A Saudi woman ended up in the hospital with a bruised jaw and broken nails after a member of the country’s religious police physically assaulted her. Thanks to her colleagues, though, part of the incident was caught on camera.
The assault took place when members of the hayaa in Arabic, or the morality police, approached a young woman sitting outside the shop where she works. According to her brother, the victim was told to go back inside, but she said she couldn’t, as she was only allowed to re-enter the establishment when her supervisors called her back inside.
As the argument escalated, colleagues started filming it, which reportedly prompted the police to “[take] their rage out on the victim.”
“This incident has left me surprised and confused all at once,” he told reporters.
Others also shared the video, demonstrating anger toward the police who were involved in this incident.
#???_????_?????_???_????? #?????_????????_????_????— ??? #????_??? (@SayHend) December 3, 2017
So this just happened in Saudi Arabia
A religion police man assaulted a young woman today and he took her phone as well pic.twitter.com/kPaBhQYOsp
#الامر_بالمعروف_تضرب_فتاه اللي يدافعون عن الهيئه ويقولون البنت تصوره وتصارخ نشوف وقتها لو صارلكم نفس الموقف وش بتسوون وش ردة فعلكم! حدكم بس كلام هنا لو صارلكم ب أرض الواقع بنعرف وجهكم الثاني حسبي الله عليكم تبررون له بعد!!— D. (@Dnnn_28) December 5, 2017
Translation: "Those who are defending the Committee for the Promotion of Virtue and the Prevention of Vice, saying that the girl was filming the man who belongs to it and screaming at him, let's see what you would have done if you were put in a similar situation. I don't understand how you're making excuses for him!!"

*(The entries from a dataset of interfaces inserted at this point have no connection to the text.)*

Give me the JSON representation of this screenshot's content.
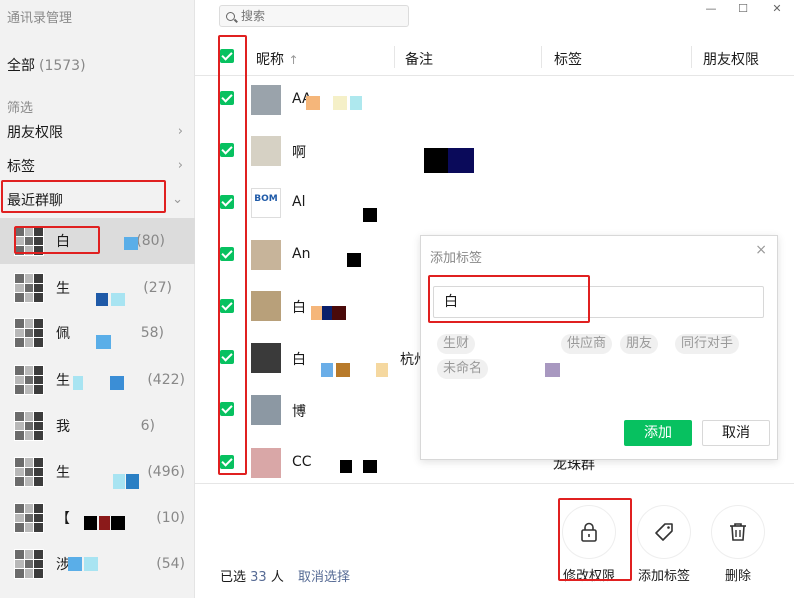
{
  "app": {
    "title": "通讯录管理"
  },
  "window": {
    "minimize": "—",
    "maximize": "☐",
    "close": "✕"
  },
  "sidebar": {
    "all_label": "全部",
    "all_count": "(1573)",
    "filter_section": "筛选",
    "filters": [
      {
        "label": "朋友权限",
        "chevron": "›"
      },
      {
        "label": "标签",
        "chevron": "›"
      },
      {
        "label": "最近群聊",
        "chevron": "⌄"
      }
    ],
    "groups": [
      {
        "name": "白",
        "count": "(80)",
        "selected": true
      },
      {
        "name": "生",
        "count": "(27)"
      },
      {
        "name": "佩",
        "count": "58)"
      },
      {
        "name": "生",
        "count": "(422)"
      },
      {
        "name": "我",
        "count": "6)"
      },
      {
        "name": "生",
        "count": "(496)"
      },
      {
        "name": "【",
        "count": "(10)"
      },
      {
        "name": "涉",
        "count": "(54)"
      }
    ]
  },
  "search": {
    "placeholder": "搜索"
  },
  "table": {
    "columns": {
      "nickname": "昵称",
      "sort_icon": "↑",
      "remark": "备注",
      "tag": "标签",
      "permission": "朋友权限"
    },
    "rows": [
      {
        "name": "AA",
        "tag": ""
      },
      {
        "name": "啊",
        "tag": ""
      },
      {
        "name": "Al",
        "tag": ""
      },
      {
        "name": "An",
        "tag": ""
      },
      {
        "name": "白",
        "tag": ""
      },
      {
        "name": "白",
        "tag": "",
        "extra": "杭州"
      },
      {
        "name": "博",
        "tag": ""
      },
      {
        "name": "CC",
        "tag": "龙珠群"
      }
    ]
  },
  "popup": {
    "title": "添加标签",
    "close": "×",
    "input_value": "白",
    "chips": [
      "生财",
      "供应商",
      "朋友",
      "同行对手",
      "未命名"
    ],
    "add_label": "添加",
    "cancel_label": "取消"
  },
  "footer": {
    "selected_prefix": "已选",
    "selected_count": "33",
    "selected_suffix": "人",
    "deselect_label": "取消选择",
    "actions": [
      {
        "label": "修改权限",
        "icon": "lock-icon"
      },
      {
        "label": "添加标签",
        "icon": "tag-icon"
      },
      {
        "label": "删除",
        "icon": "trash-icon"
      }
    ]
  },
  "colors": {
    "accent": "#07c160",
    "link": "#576b95",
    "highlight": "#e02020"
  }
}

it's almost 2018 and some men/women still think that men have the "right" to hit and abuse women. Tragic. #الامر_بالمعروف_تضرب_فتاه— just like rαвαв (@BigQuiffLouis) December 3, 2017
يا محتسب..— أبو البنات (@AbuElbanaat) December 5, 2017
فرض قوتك وعنفك على الناس تُظهر الإسلام وكأنه لا يملك شيئاً ليُقدمه للأجيال الحديثة، وكأنهم سيتخلون عنه بمجرد أن تتوقف سلطتك عليهم ؟!#الامر_بالمعروف_تضرب_فتاه#رجل_هييه_يعتدي_علي_موظفه pic.twitter.com/4G29x9FPIC
Translation: "Violently forcing your rules on people distorts true Islam and makes people think it has nothing to offer this generation. It's as if you think people will abandon Islam if you don't force it on them."
After approaching his sister and telling her to go back inside, the victim's brother explained, the member of the religious police "dragged her outside the store and continued to beat her, breaking her fingernails and bruising her jawline." That's when the victim called her brother, who arrived too late to avoid the violence.
"She then called me and I rushed to the place. I arrived towards the end of the attack, and saw other religious police members making a report about the incident. I also saw authorities writing their report on it, and I have a video that is proof of the entire attack."
The assailant was able to take her phone away from her as he assaulted her, reportedly yelling at her for filming him, the brother added.
Last year, the Saudi government curbed the powers of the religious police. However, this incident shows that the policy change hasn't helped to put an end to the abuse.
“How did they do this when their powers have now been restricted," the brother asked reporters. "How did they enter a store for women only? How could they beat my sister so violently? We all respect members of the religious police, but why did they not just give my sister their advice and let her go?”
On social media, the video was shared widely. Users even questioned the fact that the male members of the religious police went through the woman’s belongings, looking at photos of girls.
Before this user locked the account, the translation according to The New Arab was: Who does he think he is to go through her phone like that and to look through her photos where there are photos of girls? Who does he think he is to go through her personal stuff like this? This man has no manners.
It’s terrifying to think that in 2017, women are still victims to gender-specific violence.
As social media helps users denounce abuse and sexism, we can at least hope that reforms will emerge, especially as even the Saudi government begins to realize that things must change.